John Burtkenley Ong was working as a researcher at the Manila Observatory of Ateneo when he was asked to document the ancestral domain claims of the Mangyan minorities in Mindoro. In order to file the Mangyan tribe’s claim to its ancestral lands, the tribe needed to identify the boundaries of their lands, which could only be determined with maps. But he could not teach the Mangyans his knowledge of map-making because the Mangyans lacked basic reading, writing and arithmetic skills. So John learned the Mangyan language so he could teach them basic skills to help them preserve their cultural heritage and their lands.

India and Javier Legaspi, wife and husband, can be credited with reviving and reinvigorating the pina weaving tradition and industry in the Philippines from the moribund state it was in when they set up their Heritage Arts and Crafts in Kalibo, Aklan in 1988. India, the artist, “paints and weaves the designs that breathe new life into centuries-old craft” while Javier, the mechanical engineer, “adds strength and form by reinventing the looms.” Heritage’s production capacities, Pastrana writes, are already booked for 2007 and 2008 filling export orders from American and European firms. Heritage is developing new products and expanding into new markets to increase the income and livelihood of the 20,000 women and men engaged in the whole range of the hand-woven fiber industry.

Jika David, the daughter of Prof. Randy David and Karina Constantino-David, was set to climb the corporate ladder of Unilever Philippines when, after 4 years on the job, she applied for a sabbatical in 2004 to work with the Jesuit Volunteers Philippines Foundation in Barrio Macarascas in Palawan. After teaching mathematics to rural kids whose poverty deprived them of the means to realize their dreams, Jika founded DORM (Deepening Our Rural Minds) and raised the funds to keep the school going for another year and send four of its graduates to Manila to further their education.

CP David, the brother of Jika and also a grandson of nationalist historians Renato and Leticia Constantino, received tempting offers from US firms after obtaining his PhD in Geology and Environmental Sciences from Stanford University in 2003. Instead, he returned back to the Philippines and established the UP Environmental Monitoring Laboratory to compile data for weather monitoring and mine pollution monitoring. He invented the Automated Monitoring System (AMS) to compile and transmit weather data via text messaging. His dream is to clean up the Pasig River.

Nereus Acosta set up BINHI (Bukidnon Integrated Network of Home Industries, Inc.), a Grameen-modeled microfinance and cooperative movement, which he founded in 1991 and which, Pastrana writes, has “transformed not only the beneficiaries’ lives but even the province’s culture from dependency, to action self-reliance, and hope.”

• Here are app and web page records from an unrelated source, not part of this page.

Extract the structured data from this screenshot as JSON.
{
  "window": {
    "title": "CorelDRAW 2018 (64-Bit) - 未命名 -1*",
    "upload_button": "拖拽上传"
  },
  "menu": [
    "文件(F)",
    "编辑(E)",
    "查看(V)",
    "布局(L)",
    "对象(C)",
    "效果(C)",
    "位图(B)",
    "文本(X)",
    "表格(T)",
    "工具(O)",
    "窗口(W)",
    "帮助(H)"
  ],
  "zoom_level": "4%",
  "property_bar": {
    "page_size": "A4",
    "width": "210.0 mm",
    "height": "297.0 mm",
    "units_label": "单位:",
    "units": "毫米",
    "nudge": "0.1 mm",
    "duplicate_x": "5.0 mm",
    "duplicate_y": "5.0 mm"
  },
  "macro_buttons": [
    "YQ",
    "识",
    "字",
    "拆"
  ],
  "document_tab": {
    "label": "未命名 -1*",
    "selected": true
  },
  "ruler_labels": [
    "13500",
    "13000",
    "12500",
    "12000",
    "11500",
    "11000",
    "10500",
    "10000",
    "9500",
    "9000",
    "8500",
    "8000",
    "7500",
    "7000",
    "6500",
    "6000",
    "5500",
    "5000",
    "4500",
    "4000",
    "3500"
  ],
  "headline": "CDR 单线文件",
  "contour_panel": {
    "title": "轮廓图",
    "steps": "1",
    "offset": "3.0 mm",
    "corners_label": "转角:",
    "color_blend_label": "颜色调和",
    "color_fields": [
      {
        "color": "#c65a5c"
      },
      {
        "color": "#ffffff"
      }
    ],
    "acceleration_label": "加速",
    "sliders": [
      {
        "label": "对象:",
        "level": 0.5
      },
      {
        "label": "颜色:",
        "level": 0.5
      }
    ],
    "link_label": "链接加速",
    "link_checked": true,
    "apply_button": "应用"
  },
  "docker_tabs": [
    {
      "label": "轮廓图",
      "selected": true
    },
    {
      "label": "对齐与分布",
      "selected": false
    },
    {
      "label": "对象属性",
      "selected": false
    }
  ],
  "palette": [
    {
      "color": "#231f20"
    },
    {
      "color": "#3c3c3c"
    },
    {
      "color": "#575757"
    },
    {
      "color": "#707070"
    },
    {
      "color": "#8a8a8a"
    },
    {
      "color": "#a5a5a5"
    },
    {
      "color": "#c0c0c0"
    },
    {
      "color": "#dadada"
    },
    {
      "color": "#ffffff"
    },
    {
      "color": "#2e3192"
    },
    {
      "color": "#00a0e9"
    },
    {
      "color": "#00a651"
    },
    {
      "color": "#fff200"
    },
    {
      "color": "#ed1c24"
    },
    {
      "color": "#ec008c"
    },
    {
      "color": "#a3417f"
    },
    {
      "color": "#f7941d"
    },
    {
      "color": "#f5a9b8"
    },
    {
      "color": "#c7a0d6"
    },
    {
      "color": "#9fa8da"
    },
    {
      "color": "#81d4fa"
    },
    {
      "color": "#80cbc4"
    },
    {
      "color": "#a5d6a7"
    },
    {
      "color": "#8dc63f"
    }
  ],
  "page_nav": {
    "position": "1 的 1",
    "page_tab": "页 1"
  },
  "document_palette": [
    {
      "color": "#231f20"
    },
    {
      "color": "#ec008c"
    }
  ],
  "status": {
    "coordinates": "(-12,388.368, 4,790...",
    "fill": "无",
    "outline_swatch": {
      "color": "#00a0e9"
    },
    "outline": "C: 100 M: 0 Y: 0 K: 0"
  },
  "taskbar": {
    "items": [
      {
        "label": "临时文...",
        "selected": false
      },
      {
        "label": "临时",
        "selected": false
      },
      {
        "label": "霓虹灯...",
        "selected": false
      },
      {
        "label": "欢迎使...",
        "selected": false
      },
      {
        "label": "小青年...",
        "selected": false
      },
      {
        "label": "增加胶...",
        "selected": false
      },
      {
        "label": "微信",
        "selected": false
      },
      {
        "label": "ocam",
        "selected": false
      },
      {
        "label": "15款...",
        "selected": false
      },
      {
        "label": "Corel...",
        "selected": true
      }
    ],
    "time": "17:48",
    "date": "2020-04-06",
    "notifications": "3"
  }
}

Onofre Pagsanghan founded the Dulaang Sibol more than 50 years ago at the Ateneo High School where he has been teaching up to the present. Imagine Mr. Keating, portrayed by Robin Williams, in “Dead Poets Society” and you can visualize the impact that “Mr. Pagsi” has had on his students.

Milwida “Nene” Guevarra, a former Finance Undersecretary, founded the Synergeia Foundation which seeks to deliver quality education through “collaborative responsibility” by transforming local school boards into vehicles for meaningful community participation. In the 250 municipalities where Synergeia has established roots (from the 17 it began with in 2003), the results can be seen in the rise of the test scores of those students from an average of 49% to 75% in reading proficiency and mathematics.

Profiles Encourage is dedicated to the memory of the late Sen. Raul Roco who was probably the best president the Philippines never had. In the book’s Epilogue is a speech Roco delivered in 2003 where he extolled the people to “learn to live by what we say."

"We must walk our talk. Competence, Character, Courage and Commitment, then we can have sustainable human growth, sustainable development among ourselves… It is good to have money. But the more important thing is strong human values and strong human efforts to excel. That must come from within…It must come from the Filipino.”

Faith restored.